▶ **What to work on**:
Retype the listing exactly, so that the copy matches it line for line.

▶ **Records provided**:
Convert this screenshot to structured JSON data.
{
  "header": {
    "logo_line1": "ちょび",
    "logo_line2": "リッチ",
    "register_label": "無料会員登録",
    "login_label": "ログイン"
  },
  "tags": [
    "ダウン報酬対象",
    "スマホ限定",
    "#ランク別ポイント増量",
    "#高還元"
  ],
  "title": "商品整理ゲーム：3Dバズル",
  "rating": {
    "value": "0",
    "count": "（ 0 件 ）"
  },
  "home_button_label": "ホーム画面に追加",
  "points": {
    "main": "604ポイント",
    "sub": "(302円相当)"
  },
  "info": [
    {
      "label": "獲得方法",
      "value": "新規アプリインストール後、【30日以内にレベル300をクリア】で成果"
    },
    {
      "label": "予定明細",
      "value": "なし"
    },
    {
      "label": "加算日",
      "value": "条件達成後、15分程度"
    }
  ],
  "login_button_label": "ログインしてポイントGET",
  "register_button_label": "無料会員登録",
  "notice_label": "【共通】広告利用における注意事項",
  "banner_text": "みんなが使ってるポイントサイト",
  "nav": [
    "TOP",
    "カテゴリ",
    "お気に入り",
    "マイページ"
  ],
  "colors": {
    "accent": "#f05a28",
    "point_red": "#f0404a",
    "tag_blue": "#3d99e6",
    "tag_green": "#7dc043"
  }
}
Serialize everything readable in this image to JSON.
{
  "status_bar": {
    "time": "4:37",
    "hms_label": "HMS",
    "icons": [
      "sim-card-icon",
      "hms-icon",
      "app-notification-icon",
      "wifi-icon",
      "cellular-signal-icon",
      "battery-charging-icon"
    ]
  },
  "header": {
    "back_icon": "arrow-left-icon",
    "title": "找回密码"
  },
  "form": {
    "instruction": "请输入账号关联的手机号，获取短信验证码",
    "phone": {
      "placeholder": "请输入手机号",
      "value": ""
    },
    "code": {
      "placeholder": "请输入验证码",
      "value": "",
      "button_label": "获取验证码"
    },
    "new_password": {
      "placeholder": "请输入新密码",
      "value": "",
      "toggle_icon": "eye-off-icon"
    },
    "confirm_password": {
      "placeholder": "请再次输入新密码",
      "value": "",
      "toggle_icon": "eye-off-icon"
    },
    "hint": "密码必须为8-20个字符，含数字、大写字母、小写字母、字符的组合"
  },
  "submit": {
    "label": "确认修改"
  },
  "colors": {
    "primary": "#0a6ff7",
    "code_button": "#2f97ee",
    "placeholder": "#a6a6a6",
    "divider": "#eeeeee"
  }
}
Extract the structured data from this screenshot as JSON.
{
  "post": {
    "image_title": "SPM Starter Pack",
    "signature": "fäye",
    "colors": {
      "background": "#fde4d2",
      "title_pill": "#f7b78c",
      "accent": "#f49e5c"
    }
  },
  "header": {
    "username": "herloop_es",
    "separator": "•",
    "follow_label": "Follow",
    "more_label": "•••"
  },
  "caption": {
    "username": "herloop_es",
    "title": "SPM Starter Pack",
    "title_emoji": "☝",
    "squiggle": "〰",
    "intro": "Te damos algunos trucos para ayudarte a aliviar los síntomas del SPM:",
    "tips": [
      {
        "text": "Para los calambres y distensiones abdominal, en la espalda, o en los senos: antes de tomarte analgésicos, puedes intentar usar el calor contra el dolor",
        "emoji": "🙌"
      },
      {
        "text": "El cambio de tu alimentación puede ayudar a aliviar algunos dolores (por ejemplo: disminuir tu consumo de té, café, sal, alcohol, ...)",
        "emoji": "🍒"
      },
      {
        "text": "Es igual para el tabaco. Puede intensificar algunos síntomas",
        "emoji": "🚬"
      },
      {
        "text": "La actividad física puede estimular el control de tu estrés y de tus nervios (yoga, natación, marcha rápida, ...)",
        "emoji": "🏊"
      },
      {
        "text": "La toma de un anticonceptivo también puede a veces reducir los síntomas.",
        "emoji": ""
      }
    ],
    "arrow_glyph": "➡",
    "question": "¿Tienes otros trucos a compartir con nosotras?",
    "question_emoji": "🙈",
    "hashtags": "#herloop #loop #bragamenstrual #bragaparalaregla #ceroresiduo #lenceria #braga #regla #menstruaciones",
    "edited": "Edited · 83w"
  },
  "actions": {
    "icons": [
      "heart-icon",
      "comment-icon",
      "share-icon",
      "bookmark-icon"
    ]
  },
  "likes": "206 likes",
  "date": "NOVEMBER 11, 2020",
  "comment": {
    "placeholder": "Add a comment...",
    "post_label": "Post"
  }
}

▶ **Answer below**:
Convert this screenshot to structured JSON data.
{
  "header": {
    "logo_line1": "ちょび",
    "logo_line2": "リッチ",
    "register_label": "無料会員登録",
    "login_label": "ログイン"
  },
  "tags": [
    "ダウン報酬対象",
    "スマホ限定",
    "#ランク別ポイント増量",
    "#高還元"
  ],
  "title": "商品整理ゲーム：3Dバズル",
  "rating": {
    "value": "0",
    "count": "（ 0 件 ）"
  },
  "home_button_label": "ホーム画面に追加",
  "points": {
    "main": "604ポイント",
    "sub": "(302円相当)"
  },
  "info": [
    {
      "label": "獲得方法",
      "value": "新規アプリインストール後、【30日以内にレベル300をクリア】で成果"
    },
    {
      "label": "予定明細",
      "value": "なし"
    },
    {
      "label": "加算日",
      "value": "条件達成後、15分程度"
    }
  ],
  "login_button_label": "ログインしてポイントGET",
  "register_button_label": "無料会員登録",
  "notice_label": "【共通】広告利用における注意事項",
  "banner_text": "みんなが使ってるポイントサイト",
  "nav": [
    "TOP",
    "カテゴリ",
    "お気に入り",
    "マイページ"
  ],
  "colors": {
    "accent": "#f05a28",
    "point_red": "#f0404a",
    "tag_blue": "#3d99e6",
    "tag_green": "#7dc043"
  }
}
Serialize everything readable in this image to JSON.
{
  "status_bar": {
    "time": "4:37",
    "hms_label": "HMS",
    "icons": [
      "sim-card-icon",
      "hms-icon",
      "app-notification-icon",
      "wifi-icon",
      "cellular-signal-icon",
      "battery-charging-icon"
    ]
  },
  "header": {
    "back_icon": "arrow-left-icon",
    "title": "找回密码"
  },
  "form": {
    "instruction": "请输入账号关联的手机号，获取短信验证码",
    "phone": {
      "placeholder": "请输入手机号",
      "value": ""
    },
    "code": {
      "placeholder": "请输入验证码",
      "value": "",
      "button_label": "获取验证码"
    },
    "new_password": {
      "placeholder": "请输入新密码",
      "value": "",
      "toggle_icon": "eye-off-icon"
    },
    "confirm_password": {
      "placeholder": "请再次输入新密码",
      "value": "",
      "toggle_icon": "eye-off-icon"
    },
    "hint": "密码必须为8-20个字符，含数字、大写字母、小写字母、字符的组合"
  },
  "submit": {
    "label": "确认修改"
  },
  "colors": {
    "primary": "#0a6ff7",
    "code_button": "#2f97ee",
    "placeholder": "#a6a6a6",
    "divider": "#eeeeee"
  }
}
Extract the structured data from this screenshot as JSON.
{
  "post": {
    "image_title": "SPM Starter Pack",
    "signature": "fäye",
    "colors": {
      "background": "#fde4d2",
      "title_pill": "#f7b78c",
      "accent": "#f49e5c"
    }
  },
  "header": {
    "username": "herloop_es",
    "separator": "•",
    "follow_label": "Follow",
    "more_label": "•••"
  },
  "caption": {
    "username": "herloop_es",
    "title": "SPM Starter Pack",
    "title_emoji": "☝",
    "squiggle": "〰",
    "intro": "Te damos algunos trucos para ayudarte a aliviar los síntomas del SPM:",
    "tips": [
      {
        "text": "Para los calambres y distensiones abdominal, en la espalda, o en los senos: antes de tomarte analgésicos, puedes intentar usar el calor contra el dolor",
        "emoji": "🙌"
      },
      {
        "text": "El cambio de tu alimentación puede ayudar a aliviar algunos dolores (por ejemplo: disminuir tu consumo de té, café, sal, alcohol, ...)",
        "emoji": "🍒"
      },
      {
        "text": "Es igual para el tabaco. Puede intensificar algunos síntomas",
        "emoji": "🚬"
      },
      {
        "text": "La actividad física puede estimular el control de tu estrés y de tus nervios (yoga, natación, marcha rápida, ...)",
        "emoji": "🏊"
      },
      {
        "text": "La toma de un anticonceptivo también puede a veces reducir los síntomas.",
        "emoji": ""
      }
    ],
    "arrow_glyph": "➡",
    "question": "¿Tienes otros trucos a compartir con nosotras?",
    "question_emoji": "🙈",
    "hashtags": "#herloop #loop #bragamenstrual #bragaparalaregla #ceroresiduo #lenceria #braga #regla #menstruaciones",
    "edited": "Edited · 83w"
  },
  "actions": {
    "icons": [
      "heart-icon",
      "comment-icon",
      "share-icon",
      "bookmark-icon"
    ]
  },
  "likes": "206 likes",
  "date": "NOVEMBER 11, 2020",
  "comment": {
    "placeholder": "Add a comment...",
    "post_label": "Post"
  }
}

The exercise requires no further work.